replaced by a $1 million replica of the original lighthouse,
but there has been no such luck for Deer Island Light.
The present structure can be seen from the public
walking trail around the perimeter of Deer Island, accessible
from the town of Winthrop.
You can read much more about this lighthouse in the book The Lighthouses
of Massachusetts by Jeremy D'Entremont.
- Behind the light tower in this photo is the Deer
Island Water Treatment Plant.
Click here to see film of Deer Island
Light taken by historian Edward Rowe Snow, circa 1960s (courtesy
of Dorothy Bicknell).
list is a work in progress. If you have any information on the keepers
of this lighthouse, I'd love to hear from you. You can email me at email@example.com.
Anyone copying this list onto another web site does so at their own
risk, as the list is always subject to updates and corrections.)

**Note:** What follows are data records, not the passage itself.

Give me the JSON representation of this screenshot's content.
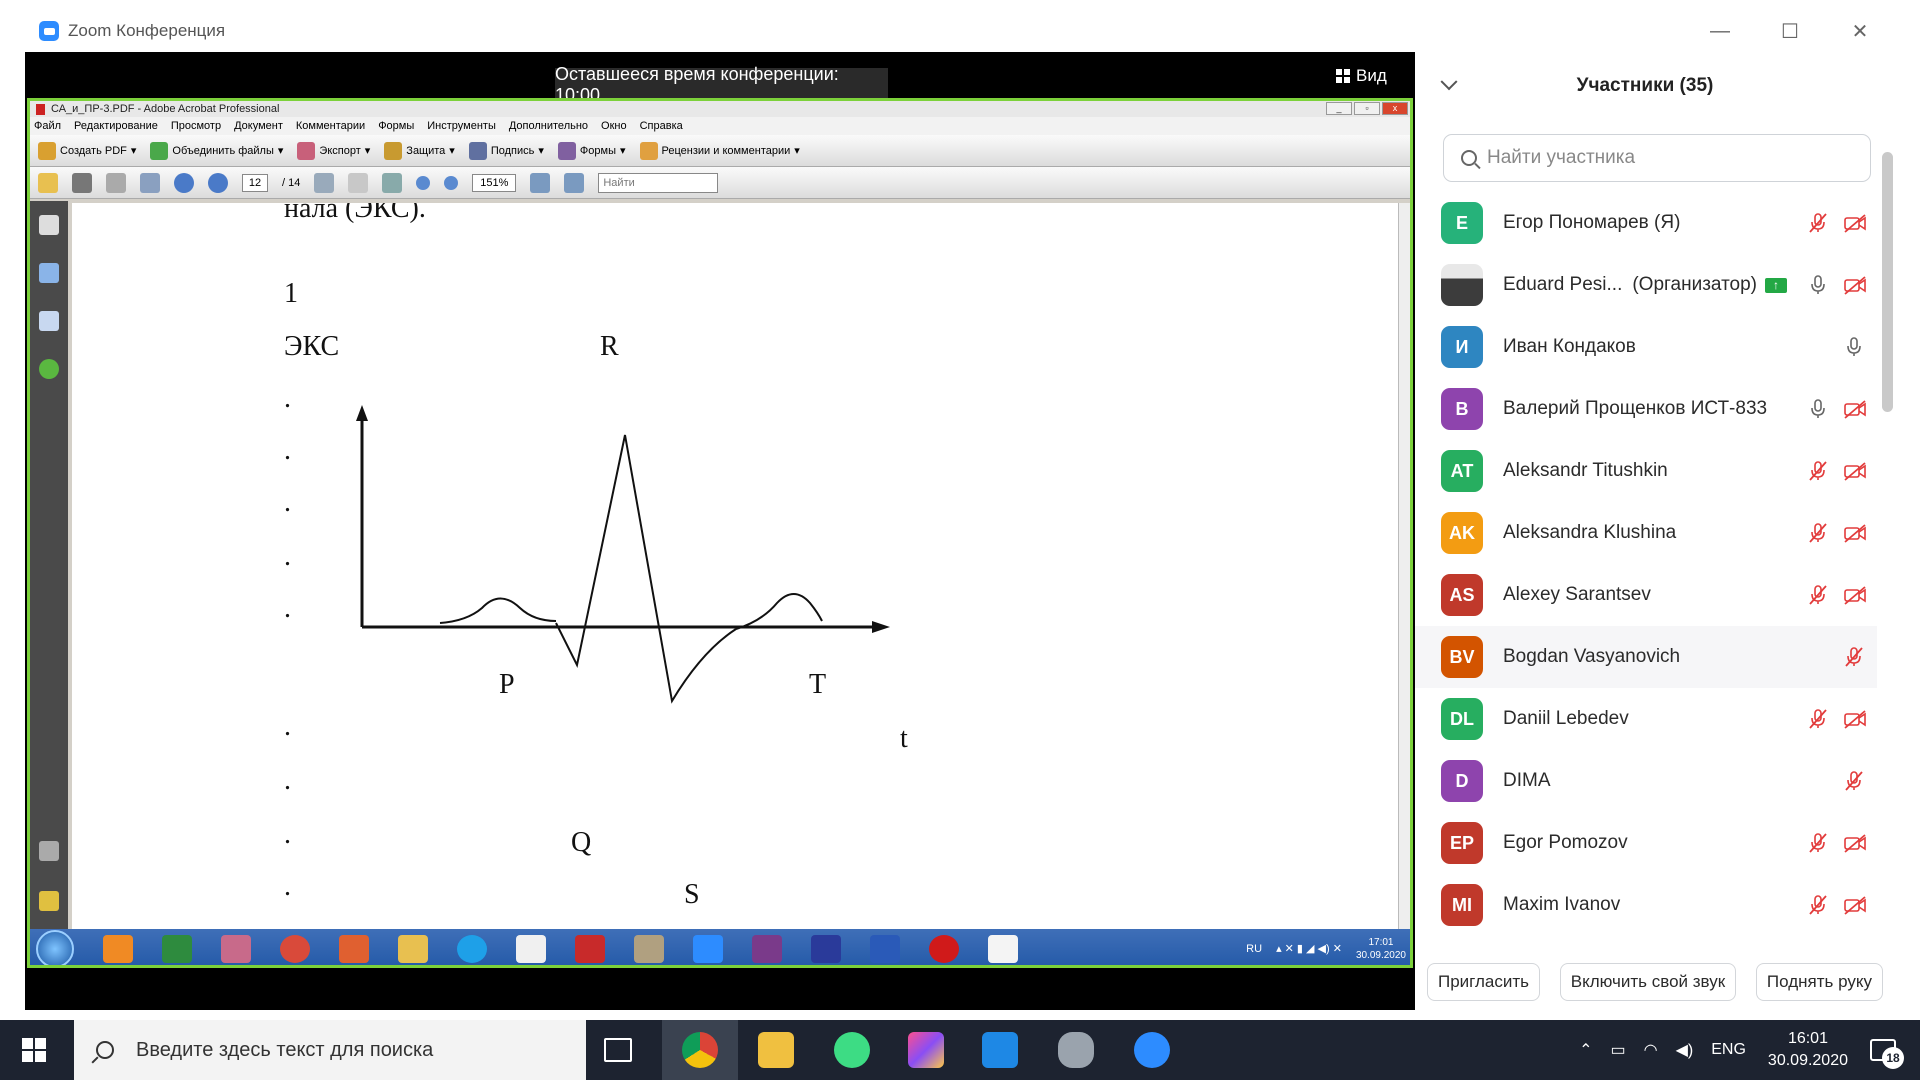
{
  "zoom": {
    "window_title": "Zoom Конференция",
    "remaining_time": "Оставшееся время конференции: 10:00",
    "view_label": "Вид",
    "controls": [
      "—",
      "☐",
      "✕"
    ]
  },
  "acrobat": {
    "title": "СА_и_ПР-3.PDF - Adobe Acrobat Professional",
    "menu": [
      "Файл",
      "Редактирование",
      "Просмотр",
      "Документ",
      "Комментарии",
      "Формы",
      "Инструменты",
      "Дополнительно",
      "Окно",
      "Справка"
    ],
    "toolbar": [
      "Создать PDF",
      "Объединить файлы",
      "Экспорт",
      "Защита",
      "Подпись",
      "Формы",
      "Рецензии и комментарии"
    ],
    "page_current": "12",
    "page_total": "/ 14",
    "zoom": "151%",
    "find_placeholder": "Найти",
    "doc": {
      "top_text": "нала (ЭКС).",
      "num": "1",
      "eks": "ЭКС",
      "r": "R",
      "p": "P",
      "t_label": "T",
      "t_axis": "t",
      "q": "Q",
      "s": "S",
      "dot": "."
    },
    "taskbar": {
      "lang": "RU",
      "time": "17:01",
      "date": "30.09.2020"
    }
  },
  "participants": {
    "title": "Участники (35)",
    "search_placeholder": "Найти участника",
    "items": [
      {
        "initials": "E",
        "name": "Егор Пономарев (Я)",
        "color": "#26b27a",
        "mic": "muted",
        "cam": "off"
      },
      {
        "initials": "",
        "name": "Eduard Pesi...",
        "role": "(Организатор)",
        "color": "#555555",
        "mic": "on",
        "cam": "off",
        "sharing": true
      },
      {
        "initials": "И",
        "name": "Иван Кондаков",
        "color": "#2e86c1",
        "mic": "on",
        "cam": "none"
      },
      {
        "initials": "В",
        "name": "Валерий Прощенков ИСТ-833",
        "color": "#8e44ad",
        "mic": "on",
        "cam": "off"
      },
      {
        "initials": "AT",
        "name": "Aleksandr Titushkin",
        "color": "#27ae60",
        "mic": "muted",
        "cam": "off"
      },
      {
        "initials": "AK",
        "name": "Aleksandra Klushina",
        "color": "#f39c12",
        "mic": "muted",
        "cam": "off"
      },
      {
        "initials": "AS",
        "name": "Alexey Sarantsev",
        "color": "#c0392b",
        "mic": "muted",
        "cam": "off"
      },
      {
        "initials": "BV",
        "name": "Bogdan Vasyanovich",
        "color": "#d35400",
        "mic": "muted",
        "cam": "none"
      },
      {
        "initials": "DL",
        "name": "Daniil Lebedev",
        "color": "#27ae60",
        "mic": "muted",
        "cam": "off"
      },
      {
        "initials": "D",
        "name": "DIMA",
        "color": "#8e44ad",
        "mic": "muted",
        "cam": "none"
      },
      {
        "initials": "EP",
        "name": "Egor Pomozov",
        "color": "#c0392b",
        "mic": "muted",
        "cam": "off"
      },
      {
        "initials": "MI",
        "name": "Maxim Ivanov",
        "color": "#c0392b",
        "mic": "muted",
        "cam": "off"
      }
    ],
    "footer": [
      "Пригласить",
      "Включить свой звук",
      "Поднять руку"
    ]
  },
  "taskbar": {
    "search_placeholder": "Введите здесь текст для поиска",
    "lang": "ENG",
    "time": "16:01",
    "date": "30.09.2020",
    "notifications": "18"
  }
}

Keepers: John Farley (1890); Michael J. Curran
(assistant 1890); Ethan Allen (1890-1891); Everett F. Boyd (assistant
1890-1891, head keeper 1891-1892); Nathaniel F. Hooper (assistant
1891); Samuel Liscom (assistant 1891-1892, head keeper 1892-1893)
Herbert N. Ranlett (assistant 1892); Alfred Williams (assistant
1892 and 1895); Wesley A. Pingree (assistant 1893-1894, head
keeper 1895-1899); William Jamieson (assistant 1896-1899); Frank
E. Lowe (assistant 1899-1900); George W. Jaques (1899); Michael
Campbell (1899-1900); Howard Parker (1900-1906); George W. Bailey
(assistant, 1900-1901); William C. Daggett (assistant, 1901);
Reuben D. Weatherbee (assistant, 1901-1902); Frederick W. Freeman
(assistant 1902-1905); Murdock Ross Trevoy (assistant 1905-1906);
Charles Jordon (1906-1911?); George M. Reamy (assistant, 1906-1907);
Charles B. Hill (assistant, 1907); Robert J. Sweeney (assistant
1907-1908); W. F. Morris (assistant 1908-?); Joseph McCabe (assistant
1908-1916, died in service); Elliott C. Hadley (1919-1922); Judson
Small (c. 1920s); Tom Small (1931-?); Edmond Louis Arruda (c.
early 1940s); Fred Bohm (c. 1940s); Paul Baptiste (Coast Guard,
1952); John Baxter (Coast Guard, c. 1970); Pedro Marticio (Coast